Starting with Dvorák’s “Carnival Overture,” Mr. Muñoz and his enthusiastic orchestra got the season off to a terrific start. Having recently heard the Dvorák piece on the radio, I was struck by the precision of this young orchestra, which only seemed to get better and better. The Adés selection was outstanding. After a strong, almost flamboyant first part, the second dance began quietly, each section of the orchestra contributing to the slow rise and fall of the music with great sensitivity and concentration. In the third dance the percussion and brass shone, to the obvious delight of the players who were singled out by Muñoz at the end.
After the intermission was a splendid, vibrant interpretation of Beethoven’s 7th Symphony. I have heard that symphony probably more than a hundred times, but in the intimacy of Ozawa Hall I heard nuances that revealed why Leinsdorf was so insistent that high school students be exposed to the Tanglewood experience.

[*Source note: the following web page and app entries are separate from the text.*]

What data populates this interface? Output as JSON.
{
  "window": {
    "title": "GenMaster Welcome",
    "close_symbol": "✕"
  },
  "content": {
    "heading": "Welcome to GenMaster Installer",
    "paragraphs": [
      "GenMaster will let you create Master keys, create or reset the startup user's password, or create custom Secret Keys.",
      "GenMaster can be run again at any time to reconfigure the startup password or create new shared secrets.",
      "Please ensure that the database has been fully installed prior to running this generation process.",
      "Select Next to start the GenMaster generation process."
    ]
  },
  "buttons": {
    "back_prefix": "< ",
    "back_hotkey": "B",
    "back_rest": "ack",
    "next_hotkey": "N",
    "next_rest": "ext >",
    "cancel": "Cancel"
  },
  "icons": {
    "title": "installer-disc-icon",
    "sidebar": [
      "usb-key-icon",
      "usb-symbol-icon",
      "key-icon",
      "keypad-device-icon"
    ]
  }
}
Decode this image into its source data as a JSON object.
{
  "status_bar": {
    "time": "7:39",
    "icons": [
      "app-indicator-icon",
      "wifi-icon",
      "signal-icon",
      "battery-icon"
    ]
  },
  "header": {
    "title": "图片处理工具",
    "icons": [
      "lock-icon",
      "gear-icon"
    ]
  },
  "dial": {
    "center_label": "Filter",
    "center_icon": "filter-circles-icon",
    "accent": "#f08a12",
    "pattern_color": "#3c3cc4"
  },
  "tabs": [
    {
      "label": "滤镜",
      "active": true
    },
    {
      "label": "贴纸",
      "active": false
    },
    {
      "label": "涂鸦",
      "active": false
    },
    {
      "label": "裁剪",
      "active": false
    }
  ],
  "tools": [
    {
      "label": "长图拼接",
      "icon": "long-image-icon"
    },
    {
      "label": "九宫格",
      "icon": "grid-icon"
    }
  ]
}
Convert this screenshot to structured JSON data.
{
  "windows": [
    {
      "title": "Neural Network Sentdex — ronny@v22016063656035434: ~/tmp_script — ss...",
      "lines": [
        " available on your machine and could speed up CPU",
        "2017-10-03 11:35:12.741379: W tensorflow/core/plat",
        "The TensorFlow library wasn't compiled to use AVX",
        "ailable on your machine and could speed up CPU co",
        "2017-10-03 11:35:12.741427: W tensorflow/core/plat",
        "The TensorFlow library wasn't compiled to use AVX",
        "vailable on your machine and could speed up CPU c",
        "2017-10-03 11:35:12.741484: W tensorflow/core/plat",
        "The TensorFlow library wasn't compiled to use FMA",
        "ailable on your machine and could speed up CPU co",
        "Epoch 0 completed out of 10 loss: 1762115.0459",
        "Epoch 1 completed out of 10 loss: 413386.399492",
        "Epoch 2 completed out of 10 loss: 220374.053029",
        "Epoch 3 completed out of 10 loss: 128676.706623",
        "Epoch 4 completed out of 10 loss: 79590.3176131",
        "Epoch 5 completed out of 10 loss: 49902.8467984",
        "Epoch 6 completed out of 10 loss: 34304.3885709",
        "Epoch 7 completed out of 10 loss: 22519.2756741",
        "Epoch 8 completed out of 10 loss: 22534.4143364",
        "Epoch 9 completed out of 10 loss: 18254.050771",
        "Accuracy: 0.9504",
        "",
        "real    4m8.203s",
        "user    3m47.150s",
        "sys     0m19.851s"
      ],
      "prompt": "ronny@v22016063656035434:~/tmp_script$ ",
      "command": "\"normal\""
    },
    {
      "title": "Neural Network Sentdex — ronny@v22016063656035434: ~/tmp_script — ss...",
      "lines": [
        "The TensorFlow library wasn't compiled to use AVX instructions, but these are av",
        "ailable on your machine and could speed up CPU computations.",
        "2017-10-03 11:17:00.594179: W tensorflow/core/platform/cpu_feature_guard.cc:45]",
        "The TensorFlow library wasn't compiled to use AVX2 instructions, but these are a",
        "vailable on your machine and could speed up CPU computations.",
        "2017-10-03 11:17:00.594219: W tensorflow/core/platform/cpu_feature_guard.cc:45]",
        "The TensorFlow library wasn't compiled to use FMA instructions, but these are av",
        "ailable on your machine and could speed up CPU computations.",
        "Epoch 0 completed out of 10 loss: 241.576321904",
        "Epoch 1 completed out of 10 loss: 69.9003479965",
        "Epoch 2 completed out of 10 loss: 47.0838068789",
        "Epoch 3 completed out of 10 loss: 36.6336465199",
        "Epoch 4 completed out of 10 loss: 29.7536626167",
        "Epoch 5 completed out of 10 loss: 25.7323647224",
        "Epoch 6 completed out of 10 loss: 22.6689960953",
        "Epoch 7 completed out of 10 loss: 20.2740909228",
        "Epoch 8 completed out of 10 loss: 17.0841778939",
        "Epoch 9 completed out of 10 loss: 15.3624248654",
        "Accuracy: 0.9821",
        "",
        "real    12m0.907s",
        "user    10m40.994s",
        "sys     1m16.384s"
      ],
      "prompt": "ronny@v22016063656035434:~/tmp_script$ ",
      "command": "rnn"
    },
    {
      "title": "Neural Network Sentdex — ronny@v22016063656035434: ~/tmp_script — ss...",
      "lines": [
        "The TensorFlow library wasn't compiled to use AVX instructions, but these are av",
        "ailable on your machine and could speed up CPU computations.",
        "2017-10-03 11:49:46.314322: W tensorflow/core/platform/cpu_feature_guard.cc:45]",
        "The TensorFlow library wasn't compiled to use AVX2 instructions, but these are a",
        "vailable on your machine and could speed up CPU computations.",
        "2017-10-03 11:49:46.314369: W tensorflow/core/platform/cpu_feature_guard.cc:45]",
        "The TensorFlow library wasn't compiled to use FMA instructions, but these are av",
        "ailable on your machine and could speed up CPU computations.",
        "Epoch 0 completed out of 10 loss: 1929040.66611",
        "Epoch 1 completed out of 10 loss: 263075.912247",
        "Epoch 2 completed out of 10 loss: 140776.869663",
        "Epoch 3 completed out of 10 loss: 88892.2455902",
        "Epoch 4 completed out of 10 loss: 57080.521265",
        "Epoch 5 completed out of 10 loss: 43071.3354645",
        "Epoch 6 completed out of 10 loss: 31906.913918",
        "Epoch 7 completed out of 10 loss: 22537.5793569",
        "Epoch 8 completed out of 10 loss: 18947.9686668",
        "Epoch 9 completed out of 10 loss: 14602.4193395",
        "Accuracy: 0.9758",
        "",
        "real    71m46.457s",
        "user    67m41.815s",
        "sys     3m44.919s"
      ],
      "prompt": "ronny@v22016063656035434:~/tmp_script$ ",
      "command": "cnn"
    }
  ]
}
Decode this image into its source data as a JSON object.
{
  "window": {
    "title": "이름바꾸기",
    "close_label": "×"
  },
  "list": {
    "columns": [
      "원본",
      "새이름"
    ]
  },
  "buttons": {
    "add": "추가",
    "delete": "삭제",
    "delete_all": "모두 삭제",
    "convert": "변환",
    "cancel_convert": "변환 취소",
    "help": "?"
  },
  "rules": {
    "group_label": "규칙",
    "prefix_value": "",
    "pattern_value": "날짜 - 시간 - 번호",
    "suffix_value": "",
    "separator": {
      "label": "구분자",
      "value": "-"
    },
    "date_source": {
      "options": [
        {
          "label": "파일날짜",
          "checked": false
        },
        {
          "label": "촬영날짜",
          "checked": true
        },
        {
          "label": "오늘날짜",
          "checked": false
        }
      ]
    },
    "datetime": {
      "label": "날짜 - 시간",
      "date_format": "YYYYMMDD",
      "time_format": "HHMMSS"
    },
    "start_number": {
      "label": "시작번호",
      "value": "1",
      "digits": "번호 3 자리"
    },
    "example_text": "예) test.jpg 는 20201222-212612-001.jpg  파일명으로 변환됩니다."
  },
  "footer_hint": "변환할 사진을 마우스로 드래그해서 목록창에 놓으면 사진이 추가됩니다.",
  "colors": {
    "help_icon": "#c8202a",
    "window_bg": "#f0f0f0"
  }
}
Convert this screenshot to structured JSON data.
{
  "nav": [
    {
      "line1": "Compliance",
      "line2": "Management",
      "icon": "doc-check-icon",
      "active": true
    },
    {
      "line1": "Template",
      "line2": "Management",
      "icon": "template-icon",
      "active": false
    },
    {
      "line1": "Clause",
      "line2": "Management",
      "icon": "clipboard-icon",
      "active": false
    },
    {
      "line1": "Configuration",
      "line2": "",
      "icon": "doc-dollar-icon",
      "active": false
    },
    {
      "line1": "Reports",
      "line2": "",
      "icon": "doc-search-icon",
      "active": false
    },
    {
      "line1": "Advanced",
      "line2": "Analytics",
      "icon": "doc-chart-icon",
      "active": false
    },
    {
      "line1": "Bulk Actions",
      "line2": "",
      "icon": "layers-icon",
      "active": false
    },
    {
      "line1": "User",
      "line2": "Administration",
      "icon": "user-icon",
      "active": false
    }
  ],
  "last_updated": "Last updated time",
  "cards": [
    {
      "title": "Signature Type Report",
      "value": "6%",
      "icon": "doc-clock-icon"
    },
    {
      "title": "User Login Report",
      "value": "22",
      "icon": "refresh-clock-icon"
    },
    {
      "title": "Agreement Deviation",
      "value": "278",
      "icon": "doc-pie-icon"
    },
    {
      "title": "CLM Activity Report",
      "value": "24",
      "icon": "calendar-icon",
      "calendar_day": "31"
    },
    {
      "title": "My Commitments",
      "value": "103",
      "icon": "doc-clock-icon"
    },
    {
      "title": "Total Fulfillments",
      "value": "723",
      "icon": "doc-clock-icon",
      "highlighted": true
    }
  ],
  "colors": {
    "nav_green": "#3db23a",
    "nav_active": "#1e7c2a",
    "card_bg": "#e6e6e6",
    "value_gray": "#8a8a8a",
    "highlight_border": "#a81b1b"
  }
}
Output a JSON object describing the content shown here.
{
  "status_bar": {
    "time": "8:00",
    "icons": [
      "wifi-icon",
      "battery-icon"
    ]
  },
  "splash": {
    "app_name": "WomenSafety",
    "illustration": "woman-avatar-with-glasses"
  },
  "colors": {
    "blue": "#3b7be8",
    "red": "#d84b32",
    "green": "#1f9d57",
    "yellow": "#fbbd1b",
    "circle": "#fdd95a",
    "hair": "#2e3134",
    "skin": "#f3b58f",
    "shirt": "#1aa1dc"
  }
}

When it was over there was a great ovation that matched the verve of the players, verve that may be possible only when youth and talent are combined.
Precision and obvious competence were only part of the story. What made this concert so special was the joy conveyed by these young musicians, who, it is clear, take nothing for granted. Their complete immersion in the music was a pleasure to behold, and the audience in a packed Ozawa Hall was as responsive as any I have seen in all my years here.
When I talked to Phyllis Hoffman after the performance, she stressed three important aspects of this unusual summer program. She insisted that it was “artistic, academic, and holistic,” and she was absolutely right. You could feel the commitment that can come only when people are doing what they love in an environment which makes music available to them practically around the clock. For some of these students, this is an opportunity they never imagined. “We had one student who played his cello to escape the noise of gunshots emanating from the gang wars where he lived,” she told me. “When we called to tell him he had been accepted into the program on a full scholarship, he wept.”
Like many arts organizations BUTI is challenged by rising costs and the inevitable needs of a physical campus that is growing older and needs attention. Moreover, one of its most important mandates is to reach pupils who cannot pay their way, and there are many students on partial and full scholarships. Thus, it also strives to continue increasing scholarship resources — essential in a program with such a high standard — for the most gifted students, many of whom are from underserved populations. But under the leadership of the Dean of the College of Fine Arts at Boston University, Benjamin Juarez, an evaluation of the program is underway. Propelled by Juarez’s passion, there is great hope that BUTI will raise enough of an endowment to insure its connection to Tanglewood long into the future.
For now, there are several more Young Artists concerts both at Tanglewood and at BUTI’s West Street campus through August 19. If they are as good as the opening performance, we are all in luck. Those of us who are concerned with the future of classical music in this country should get there, with our children and grandchildren in tow. As Leinsdorf insisted, BUTI is an essential part of the entire picture we call “Tanglewood.”
Roberta Silman is the author of a story collection, Blood Relations, now available as an ebook, three novels, Boundaries, The Dream Dredger, and Beginning the World Again, and a children’s book, Somebody Else’s Child. A recipient of Guggenheim and National Endowment for the Arts Fellowships, she has published reviews in The New York Times and The Boston Globe, and writes regularly for Arts Fuse. She can be reached at email@example.com.